──────── Listed records ────────
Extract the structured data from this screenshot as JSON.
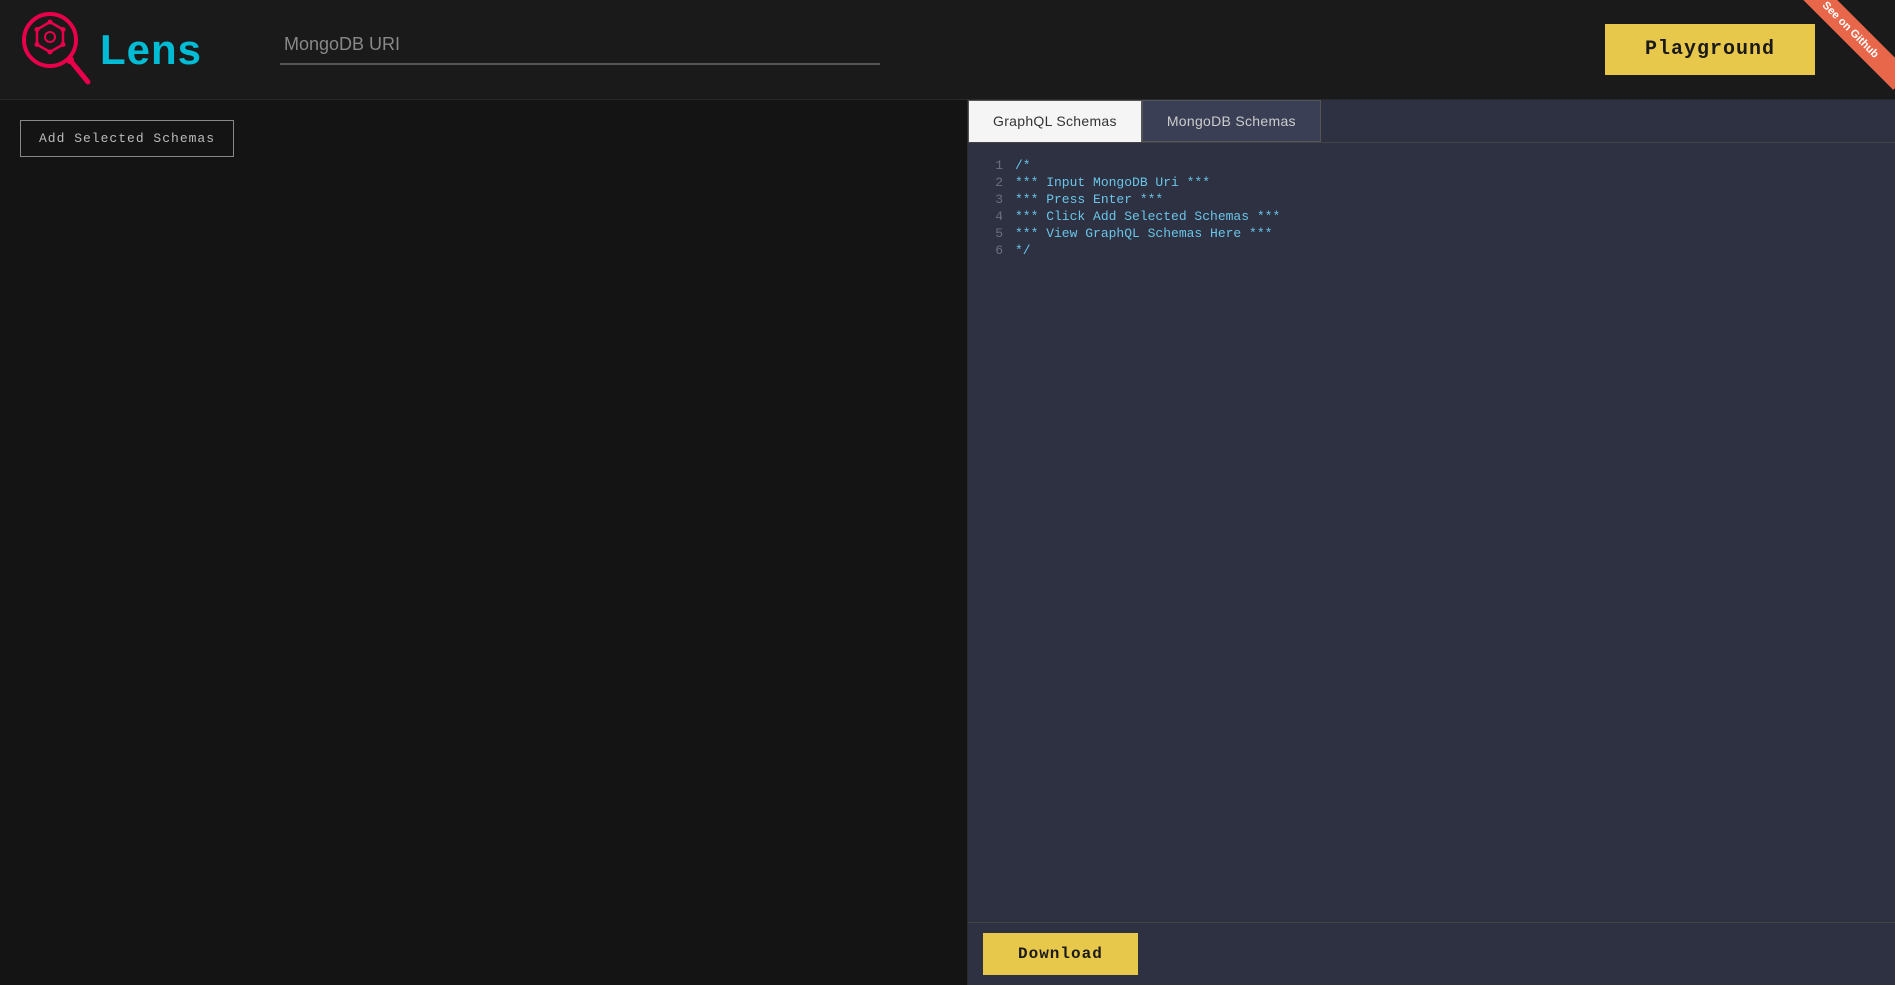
{
  "header": {
    "logo_text": "Lens",
    "uri_placeholder": "MongoDB URI",
    "playground_label": "Playground",
    "github_ribbon_text": "See on Github"
  },
  "sidebar": {
    "add_schemas_label": "Add Selected Schemas"
  },
  "right_panel": {
    "tabs": [
      {
        "id": "graphql",
        "label": "GraphQL Schemas",
        "active": true
      },
      {
        "id": "mongodb",
        "label": "MongoDB Schemas",
        "active": false
      }
    ],
    "code_lines": [
      {
        "number": "1",
        "content": "/*"
      },
      {
        "number": "2",
        "content": "*** Input MongoDB Uri ***"
      },
      {
        "number": "3",
        "content": "*** Press Enter ***"
      },
      {
        "number": "4",
        "content": "*** Click Add Selected Schemas ***"
      },
      {
        "number": "5",
        "content": "*** View GraphQL Schemas Here ***"
      },
      {
        "number": "6",
        "content": "*/"
      }
    ],
    "download_label": "Download"
  },
  "colors": {
    "accent_yellow": "#e8c84a",
    "accent_cyan": "#00bcd4",
    "accent_pink": "#e8004a",
    "code_text": "#6ac5e8",
    "background_dark": "#1a1a1a",
    "panel_bg": "#2d3142",
    "ribbon_color": "#e8674a"
  }
}
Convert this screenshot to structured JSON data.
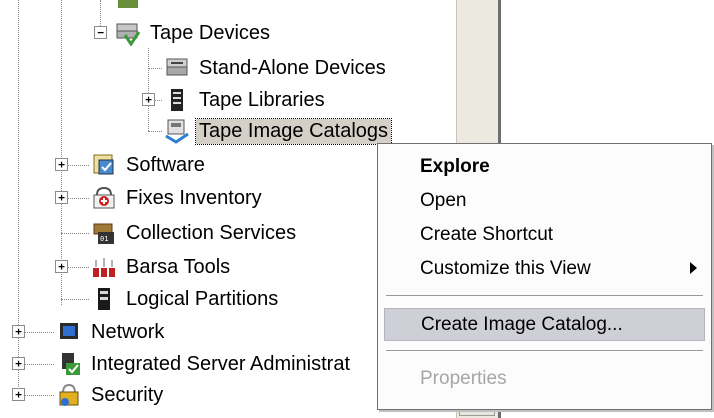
{
  "tree": {
    "nodes": [
      {
        "label": "Tape Devices",
        "icon": "tape-devices-icon",
        "expander": "−"
      },
      {
        "label": "Stand-Alone Devices",
        "icon": "tape-drive-icon",
        "expander": ""
      },
      {
        "label": "Tape Libraries",
        "icon": "tape-library-icon",
        "expander": "+"
      },
      {
        "label": "Tape Image Catalogs",
        "icon": "image-catalog-icon",
        "expander": "",
        "selected": true
      },
      {
        "label": "Software",
        "icon": "software-icon",
        "expander": "+"
      },
      {
        "label": "Fixes Inventory",
        "icon": "fixes-inventory-icon",
        "expander": "+"
      },
      {
        "label": "Collection Services",
        "icon": "collection-services-icon",
        "expander": ""
      },
      {
        "label": "Barsa Tools",
        "icon": "barsa-tools-icon",
        "expander": "+"
      },
      {
        "label": "Logical Partitions",
        "icon": "logical-partitions-icon",
        "expander": ""
      },
      {
        "label": "Network",
        "icon": "network-icon",
        "expander": "+"
      },
      {
        "label": "Integrated Server Administrat",
        "icon": "integrated-server-icon",
        "expander": "+"
      },
      {
        "label": "Security",
        "icon": "security-icon",
        "expander": "+"
      }
    ]
  },
  "scrollbar": {
    "down_arrow": "▼"
  },
  "context_menu": {
    "items": [
      {
        "label": "Explore",
        "default": true
      },
      {
        "label": "Open"
      },
      {
        "label": "Create Shortcut"
      },
      {
        "label": "Customize this View",
        "submenu": true
      },
      {
        "label": "Create Image Catalog...",
        "highlighted": true
      },
      {
        "label": "Properties",
        "disabled": true
      }
    ]
  },
  "colors": {
    "selection": "#d4d0c8",
    "menu_highlight": "#cfcfd8",
    "disabled_text": "#a6a6a6"
  }
}
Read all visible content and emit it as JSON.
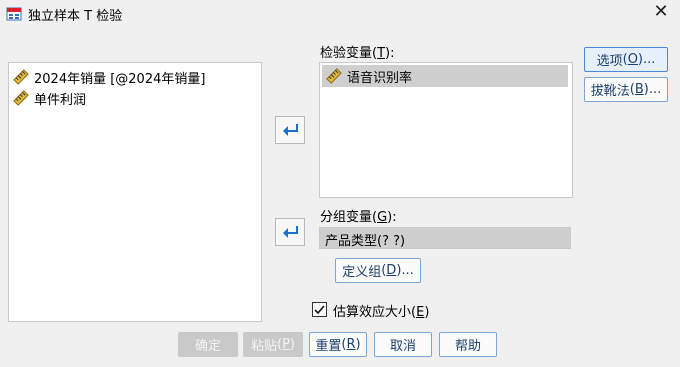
{
  "window": {
    "title": "独立样本 T 检验"
  },
  "source_list": {
    "items": [
      {
        "label": "2024年销量 [@2024年销量]"
      },
      {
        "label": "单件利润"
      }
    ]
  },
  "test_variables": {
    "label": "检验变量",
    "mnemonic": "T",
    "items": [
      {
        "label": "语音识别率"
      }
    ]
  },
  "grouping_variable": {
    "label": "分组变量",
    "mnemonic": "G",
    "value": "产品类型(? ?)"
  },
  "define_groups_button": {
    "label": "定义组",
    "mnemonic": "D"
  },
  "side_buttons": {
    "options": {
      "label": "选项",
      "mnemonic": "O"
    },
    "bootstrap": {
      "label": "拔靴法",
      "mnemonic": "B"
    }
  },
  "estimate_effect": {
    "label": "估算效应大小",
    "mnemonic": "E",
    "checked": true
  },
  "footer": {
    "ok": "确定",
    "paste": {
      "label": "粘贴",
      "mnemonic": "P"
    },
    "reset": {
      "label": "重置",
      "mnemonic": "R"
    },
    "cancel": "取消",
    "help": "帮助"
  },
  "colors": {
    "accent": "#1a6fd1",
    "ruler": "#c8a020"
  },
  "icons": {
    "app": "spss-dialog-icon",
    "variable": "ruler-scale-icon",
    "move": "arrow-move-icon",
    "close": "close-icon"
  }
}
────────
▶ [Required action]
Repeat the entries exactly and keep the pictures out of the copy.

▶ [Result of this exercise]
Extract the structured data from this screenshot as JSON.
{
  "header": {
    "logo_text": "Lens",
    "uri_placeholder": "MongoDB URI",
    "playground_label": "Playground",
    "github_ribbon_text": "See on Github"
  },
  "sidebar": {
    "add_schemas_label": "Add Selected Schemas"
  },
  "right_panel": {
    "tabs": [
      {
        "id": "graphql",
        "label": "GraphQL Schemas",
        "active": true
      },
      {
        "id": "mongodb",
        "label": "MongoDB Schemas",
        "active": false
      }
    ],
    "code_lines": [
      {
        "number": "1",
        "content": "/*"
      },
      {
        "number": "2",
        "content": "*** Input MongoDB Uri ***"
      },
      {
        "number": "3",
        "content": "*** Press Enter ***"
      },
      {
        "number": "4",
        "content": "*** Click Add Selected Schemas ***"
      },
      {
        "number": "5",
        "content": "*** View GraphQL Schemas Here ***"
      },
      {
        "number": "6",
        "content": "*/"
      }
    ],
    "download_label": "Download"
  },
  "colors": {
    "accent_yellow": "#e8c84a",
    "accent_cyan": "#00bcd4",
    "accent_pink": "#e8004a",
    "code_text": "#6ac5e8",
    "background_dark": "#1a1a1a",
    "panel_bg": "#2d3142",
    "ribbon_color": "#e8674a"
  }
}
Convert this screenshot to structured JSON data.
{
  "tree": {
    "nodes": [
      {
        "label": "Tape Devices",
        "icon": "tape-devices-icon",
        "expander": "−"
      },
      {
        "label": "Stand-Alone Devices",
        "icon": "tape-drive-icon",
        "expander": ""
      },
      {
        "label": "Tape Libraries",
        "icon": "tape-library-icon",
        "expander": "+"
      },
      {
        "label": "Tape Image Catalogs",
        "icon": "image-catalog-icon",
        "expander": "",
        "selected": true
      },
      {
        "label": "Software",
        "icon": "software-icon",
        "expander": "+"
      },
      {
        "label": "Fixes Inventory",
        "icon": "fixes-inventory-icon",
        "expander": "+"
      },
      {
        "label": "Collection Services",
        "icon": "collection-services-icon",
        "expander": ""
      },
      {
        "label": "Barsa Tools",
        "icon": "barsa-tools-icon",
        "expander": "+"
      },
      {
        "label": "Logical Partitions",
        "icon": "logical-partitions-icon",
        "expander": ""
      },
      {
        "label": "Network",
        "icon": "network-icon",
        "expander": "+"
      },
      {
        "label": "Integrated Server Administrat",
        "icon": "integrated-server-icon",
        "expander": "+"
      },
      {
        "label": "Security",
        "icon": "security-icon",
        "expander": "+"
      }
    ]
  },
  "scrollbar": {
    "down_arrow": "▼"
  },
  "context_menu": {
    "items": [
      {
        "label": "Explore",
        "default": true
      },
      {
        "label": "Open"
      },
      {
        "label": "Create Shortcut"
      },
      {
        "label": "Customize this View",
        "submenu": true
      },
      {
        "label": "Create Image Catalog...",
        "highlighted": true
      },
      {
        "label": "Properties",
        "disabled": true
      }
    ]
  },
  "colors": {
    "selection": "#d4d0c8",
    "menu_highlight": "#cfcfd8",
    "disabled_text": "#a6a6a6"
  }
}
Read all visible content and emit it as JSON.
{
  "window": {
    "title": "独立样本 T 检验"
  },
  "source_list": {
    "items": [
      {
        "label": "2024年销量 [@2024年销量]"
      },
      {
        "label": "单件利润"
      }
    ]
  },
  "test_variables": {
    "label": "检验变量",
    "mnemonic": "T",
    "items": [
      {
        "label": "语音识别率"
      }
    ]
  },
  "grouping_variable": {
    "label": "分组变量",
    "mnemonic": "G",
    "value": "产品类型(? ?)"
  },
  "define_groups_button": {
    "label": "定义组",
    "mnemonic": "D"
  },
  "side_buttons": {
    "options": {
      "label": "选项",
      "mnemonic": "O"
    },
    "bootstrap": {
      "label": "拔靴法",
      "mnemonic": "B"
    }
  },
  "estimate_effect": {
    "label": "估算效应大小",
    "mnemonic": "E",
    "checked": true
  },
  "footer": {
    "ok": "确定",
    "paste": {
      "label": "粘贴",
      "mnemonic": "P"
    },
    "reset": {
      "label": "重置",
      "mnemonic": "R"
    },
    "cancel": "取消",
    "help": "帮助"
  },
  "colors": {
    "accent": "#1a6fd1",
    "ruler": "#c8a020"
  },
  "icons": {
    "app": "spss-dialog-icon",
    "variable": "ruler-scale-icon",
    "move": "arrow-move-icon",
    "close": "close-icon"
  }
}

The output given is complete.